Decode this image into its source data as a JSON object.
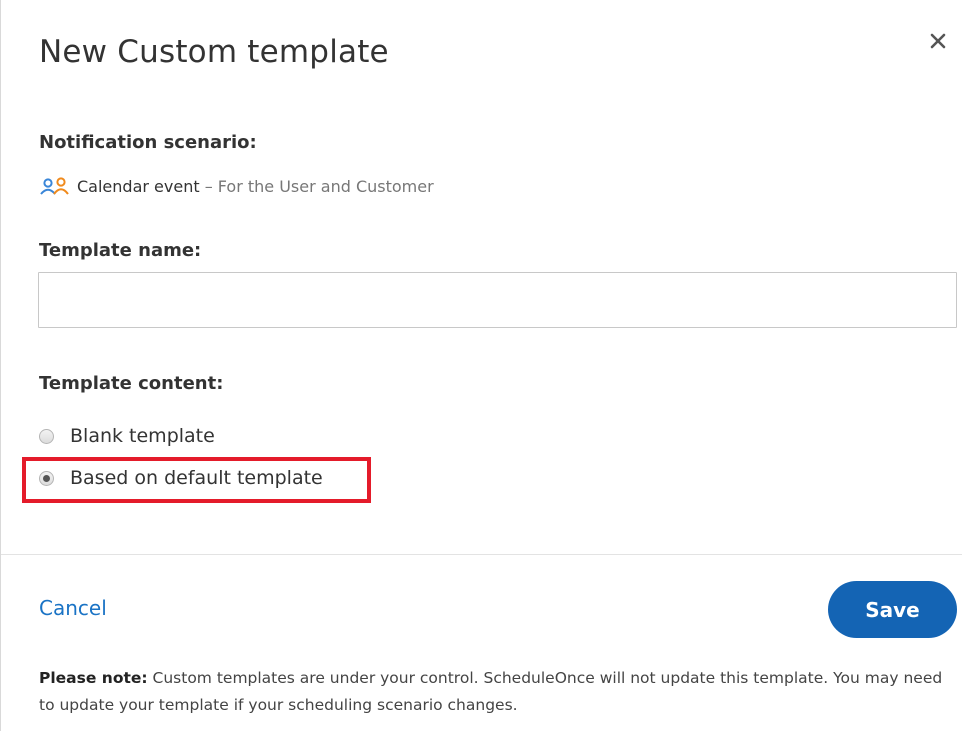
{
  "dialog": {
    "title": "New Custom template",
    "close_icon": "close-icon"
  },
  "scenario": {
    "label": "Notification scenario:",
    "icon": "user-customer-icon",
    "name": "Calendar event",
    "description": " – For the User and Customer"
  },
  "template_name": {
    "label": "Template name:",
    "value": "",
    "placeholder": ""
  },
  "template_content": {
    "label": "Template content:",
    "options": [
      {
        "label": "Blank template",
        "checked": false
      },
      {
        "label": "Based on default template",
        "checked": true
      }
    ]
  },
  "footer": {
    "cancel_label": "Cancel",
    "save_label": "Save",
    "note_bold": "Please note:",
    "note_text": " Custom templates are under your control. ScheduleOnce will not update this template. You may need to update your template if your scheduling scenario changes."
  },
  "colors": {
    "accent": "#1464b4",
    "link": "#1a73c5",
    "highlight": "#e41b2a"
  }
}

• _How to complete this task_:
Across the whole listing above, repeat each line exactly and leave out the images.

• _Answer for this exercise_:
Decode this image into its source data as a JSON object.
{
  "dialog": {
    "title": "New Custom template",
    "close_icon": "close-icon"
  },
  "scenario": {
    "label": "Notification scenario:",
    "icon": "user-customer-icon",
    "name": "Calendar event",
    "description": " – For the User and Customer"
  },
  "template_name": {
    "label": "Template name:",
    "value": "",
    "placeholder": ""
  },
  "template_content": {
    "label": "Template content:",
    "options": [
      {
        "label": "Blank template",
        "checked": false
      },
      {
        "label": "Based on default template",
        "checked": true
      }
    ]
  },
  "footer": {
    "cancel_label": "Cancel",
    "save_label": "Save",
    "note_bold": "Please note:",
    "note_text": " Custom templates are under your control. ScheduleOnce will not update this template. You may need to update your template if your scheduling scenario changes."
  },
  "colors": {
    "accent": "#1464b4",
    "link": "#1a73c5",
    "highlight": "#e41b2a"
  }
}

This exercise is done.